EXERCISE>
Scan each line of the records for the word "favicon" and extract the ones that have it.

BEGIN RECORD SET

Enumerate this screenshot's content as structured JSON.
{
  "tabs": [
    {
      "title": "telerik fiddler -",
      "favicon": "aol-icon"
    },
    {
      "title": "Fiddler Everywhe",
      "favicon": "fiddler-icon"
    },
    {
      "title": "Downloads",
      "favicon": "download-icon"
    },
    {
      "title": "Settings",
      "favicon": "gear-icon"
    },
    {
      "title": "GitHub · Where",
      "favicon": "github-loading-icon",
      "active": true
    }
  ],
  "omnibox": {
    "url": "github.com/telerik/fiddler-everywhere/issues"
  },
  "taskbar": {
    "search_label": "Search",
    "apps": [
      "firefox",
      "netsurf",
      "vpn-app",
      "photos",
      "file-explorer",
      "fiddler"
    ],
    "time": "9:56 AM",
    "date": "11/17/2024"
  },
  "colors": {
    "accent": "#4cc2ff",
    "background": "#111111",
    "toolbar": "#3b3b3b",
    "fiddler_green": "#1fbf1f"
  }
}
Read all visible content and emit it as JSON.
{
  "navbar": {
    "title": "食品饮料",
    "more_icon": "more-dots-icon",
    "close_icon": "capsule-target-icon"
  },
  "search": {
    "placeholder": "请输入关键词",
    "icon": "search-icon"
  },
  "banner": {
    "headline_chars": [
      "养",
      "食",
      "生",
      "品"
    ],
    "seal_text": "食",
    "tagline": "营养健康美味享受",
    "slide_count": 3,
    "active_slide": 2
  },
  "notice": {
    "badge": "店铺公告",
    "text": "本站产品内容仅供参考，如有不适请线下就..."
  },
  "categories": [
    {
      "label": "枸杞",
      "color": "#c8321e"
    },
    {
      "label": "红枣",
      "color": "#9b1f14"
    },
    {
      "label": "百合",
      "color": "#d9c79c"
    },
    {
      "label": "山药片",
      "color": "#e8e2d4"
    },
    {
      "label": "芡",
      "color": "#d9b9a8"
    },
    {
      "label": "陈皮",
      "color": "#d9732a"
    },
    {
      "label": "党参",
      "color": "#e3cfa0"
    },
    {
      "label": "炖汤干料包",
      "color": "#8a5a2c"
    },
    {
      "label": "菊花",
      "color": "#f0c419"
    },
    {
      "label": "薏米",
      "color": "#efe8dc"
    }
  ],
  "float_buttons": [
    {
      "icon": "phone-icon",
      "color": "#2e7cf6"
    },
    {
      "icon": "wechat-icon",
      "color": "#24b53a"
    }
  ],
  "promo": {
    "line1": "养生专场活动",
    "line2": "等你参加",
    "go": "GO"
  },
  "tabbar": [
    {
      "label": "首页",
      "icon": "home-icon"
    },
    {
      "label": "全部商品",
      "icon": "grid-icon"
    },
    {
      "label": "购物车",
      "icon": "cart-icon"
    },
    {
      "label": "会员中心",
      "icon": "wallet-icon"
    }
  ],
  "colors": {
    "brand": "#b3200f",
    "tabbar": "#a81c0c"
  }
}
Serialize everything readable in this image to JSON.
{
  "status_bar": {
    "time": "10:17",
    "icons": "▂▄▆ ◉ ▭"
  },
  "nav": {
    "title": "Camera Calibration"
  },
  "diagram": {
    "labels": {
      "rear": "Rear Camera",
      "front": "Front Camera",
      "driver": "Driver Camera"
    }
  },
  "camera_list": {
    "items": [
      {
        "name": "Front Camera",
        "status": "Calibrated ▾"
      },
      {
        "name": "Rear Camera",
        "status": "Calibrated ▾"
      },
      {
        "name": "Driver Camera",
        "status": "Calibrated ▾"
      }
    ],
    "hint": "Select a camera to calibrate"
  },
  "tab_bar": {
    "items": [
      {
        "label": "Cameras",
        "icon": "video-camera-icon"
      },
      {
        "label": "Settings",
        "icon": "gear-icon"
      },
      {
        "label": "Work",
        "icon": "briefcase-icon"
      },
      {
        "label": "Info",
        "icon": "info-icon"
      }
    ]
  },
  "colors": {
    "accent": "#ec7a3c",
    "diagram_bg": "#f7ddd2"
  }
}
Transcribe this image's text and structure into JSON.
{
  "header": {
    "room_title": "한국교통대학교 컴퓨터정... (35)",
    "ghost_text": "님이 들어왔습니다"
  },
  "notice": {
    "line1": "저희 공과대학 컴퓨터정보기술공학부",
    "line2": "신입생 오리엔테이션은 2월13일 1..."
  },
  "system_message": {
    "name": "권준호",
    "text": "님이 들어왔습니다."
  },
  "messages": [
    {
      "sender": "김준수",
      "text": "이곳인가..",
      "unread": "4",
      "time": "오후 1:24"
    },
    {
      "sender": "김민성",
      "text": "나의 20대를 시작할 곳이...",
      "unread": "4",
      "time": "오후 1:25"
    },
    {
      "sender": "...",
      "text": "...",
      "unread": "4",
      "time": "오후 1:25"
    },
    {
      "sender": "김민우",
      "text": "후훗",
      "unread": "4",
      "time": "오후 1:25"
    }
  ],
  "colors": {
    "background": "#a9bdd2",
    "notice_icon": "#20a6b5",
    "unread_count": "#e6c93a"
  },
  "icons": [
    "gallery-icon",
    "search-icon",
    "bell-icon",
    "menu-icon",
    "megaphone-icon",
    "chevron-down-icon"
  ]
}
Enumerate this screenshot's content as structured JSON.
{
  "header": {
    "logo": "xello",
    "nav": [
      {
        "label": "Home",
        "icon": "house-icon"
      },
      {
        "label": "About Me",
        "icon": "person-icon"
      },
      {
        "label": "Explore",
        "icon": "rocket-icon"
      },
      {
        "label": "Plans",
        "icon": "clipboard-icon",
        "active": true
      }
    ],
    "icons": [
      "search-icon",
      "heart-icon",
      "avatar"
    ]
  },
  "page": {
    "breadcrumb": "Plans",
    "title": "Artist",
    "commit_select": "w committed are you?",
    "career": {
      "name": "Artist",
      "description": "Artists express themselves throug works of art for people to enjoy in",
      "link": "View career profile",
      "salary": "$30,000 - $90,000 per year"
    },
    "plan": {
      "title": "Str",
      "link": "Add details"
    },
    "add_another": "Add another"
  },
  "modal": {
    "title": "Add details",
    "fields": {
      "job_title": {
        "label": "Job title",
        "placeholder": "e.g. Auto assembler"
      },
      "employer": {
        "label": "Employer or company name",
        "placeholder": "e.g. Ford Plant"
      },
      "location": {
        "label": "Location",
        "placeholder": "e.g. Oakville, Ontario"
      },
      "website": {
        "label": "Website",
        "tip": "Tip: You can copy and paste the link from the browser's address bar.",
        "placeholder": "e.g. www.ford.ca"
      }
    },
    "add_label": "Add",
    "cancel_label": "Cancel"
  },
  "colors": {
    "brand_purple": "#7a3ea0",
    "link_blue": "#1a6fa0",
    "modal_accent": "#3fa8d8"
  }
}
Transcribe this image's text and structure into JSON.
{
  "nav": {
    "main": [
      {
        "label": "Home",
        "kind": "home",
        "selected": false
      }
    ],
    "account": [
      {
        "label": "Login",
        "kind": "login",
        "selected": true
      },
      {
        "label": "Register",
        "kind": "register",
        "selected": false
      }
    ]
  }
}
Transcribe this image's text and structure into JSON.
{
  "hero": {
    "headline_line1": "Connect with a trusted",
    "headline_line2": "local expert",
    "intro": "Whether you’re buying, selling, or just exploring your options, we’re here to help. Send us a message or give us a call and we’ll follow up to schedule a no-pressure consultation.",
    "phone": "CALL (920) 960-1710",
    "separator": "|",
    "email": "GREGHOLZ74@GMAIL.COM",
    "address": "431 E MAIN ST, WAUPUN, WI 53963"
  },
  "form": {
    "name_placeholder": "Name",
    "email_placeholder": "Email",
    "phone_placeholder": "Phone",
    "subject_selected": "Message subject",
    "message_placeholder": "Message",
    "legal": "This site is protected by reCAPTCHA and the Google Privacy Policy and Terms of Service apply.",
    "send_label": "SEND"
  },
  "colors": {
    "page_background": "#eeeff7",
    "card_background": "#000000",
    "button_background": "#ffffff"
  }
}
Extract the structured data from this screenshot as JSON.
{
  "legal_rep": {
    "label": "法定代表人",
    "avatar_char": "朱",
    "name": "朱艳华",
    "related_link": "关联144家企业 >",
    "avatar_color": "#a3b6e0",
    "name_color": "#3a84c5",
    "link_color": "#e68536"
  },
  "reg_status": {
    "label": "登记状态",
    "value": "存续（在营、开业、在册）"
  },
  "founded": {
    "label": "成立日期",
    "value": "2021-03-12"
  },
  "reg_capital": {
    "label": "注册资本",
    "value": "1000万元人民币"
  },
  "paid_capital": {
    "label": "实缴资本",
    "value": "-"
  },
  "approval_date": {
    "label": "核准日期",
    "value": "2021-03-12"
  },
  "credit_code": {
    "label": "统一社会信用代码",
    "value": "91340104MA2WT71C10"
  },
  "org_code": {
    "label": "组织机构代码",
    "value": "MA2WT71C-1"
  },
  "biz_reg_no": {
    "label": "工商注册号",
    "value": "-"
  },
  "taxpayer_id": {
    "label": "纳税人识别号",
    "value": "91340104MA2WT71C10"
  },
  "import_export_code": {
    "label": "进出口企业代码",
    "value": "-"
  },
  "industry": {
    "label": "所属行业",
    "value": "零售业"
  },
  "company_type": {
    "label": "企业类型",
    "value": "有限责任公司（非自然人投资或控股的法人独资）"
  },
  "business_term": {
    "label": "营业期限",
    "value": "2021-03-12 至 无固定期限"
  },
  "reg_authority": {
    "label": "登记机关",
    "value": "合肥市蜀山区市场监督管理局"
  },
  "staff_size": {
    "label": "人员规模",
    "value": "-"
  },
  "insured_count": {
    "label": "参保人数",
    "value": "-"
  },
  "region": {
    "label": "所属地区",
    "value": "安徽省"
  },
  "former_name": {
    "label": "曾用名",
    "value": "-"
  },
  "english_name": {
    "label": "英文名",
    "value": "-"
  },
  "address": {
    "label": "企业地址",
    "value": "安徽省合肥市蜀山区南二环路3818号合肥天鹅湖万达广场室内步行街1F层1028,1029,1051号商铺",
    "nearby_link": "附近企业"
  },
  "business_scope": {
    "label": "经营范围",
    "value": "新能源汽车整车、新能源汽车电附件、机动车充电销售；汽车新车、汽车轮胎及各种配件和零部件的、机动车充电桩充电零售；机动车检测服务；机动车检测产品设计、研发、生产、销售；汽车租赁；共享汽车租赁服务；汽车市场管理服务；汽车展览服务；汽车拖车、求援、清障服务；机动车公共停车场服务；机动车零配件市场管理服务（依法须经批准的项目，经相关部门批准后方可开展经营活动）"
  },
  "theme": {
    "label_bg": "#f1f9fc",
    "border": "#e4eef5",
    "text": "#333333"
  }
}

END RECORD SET

EXERCISE RESPONSE>
      "favicon": "aol-icon"
      "favicon": "fiddler-icon"
      "favicon": "download-icon"
      "favicon": "gear-icon"
      "favicon": "github-loading-icon",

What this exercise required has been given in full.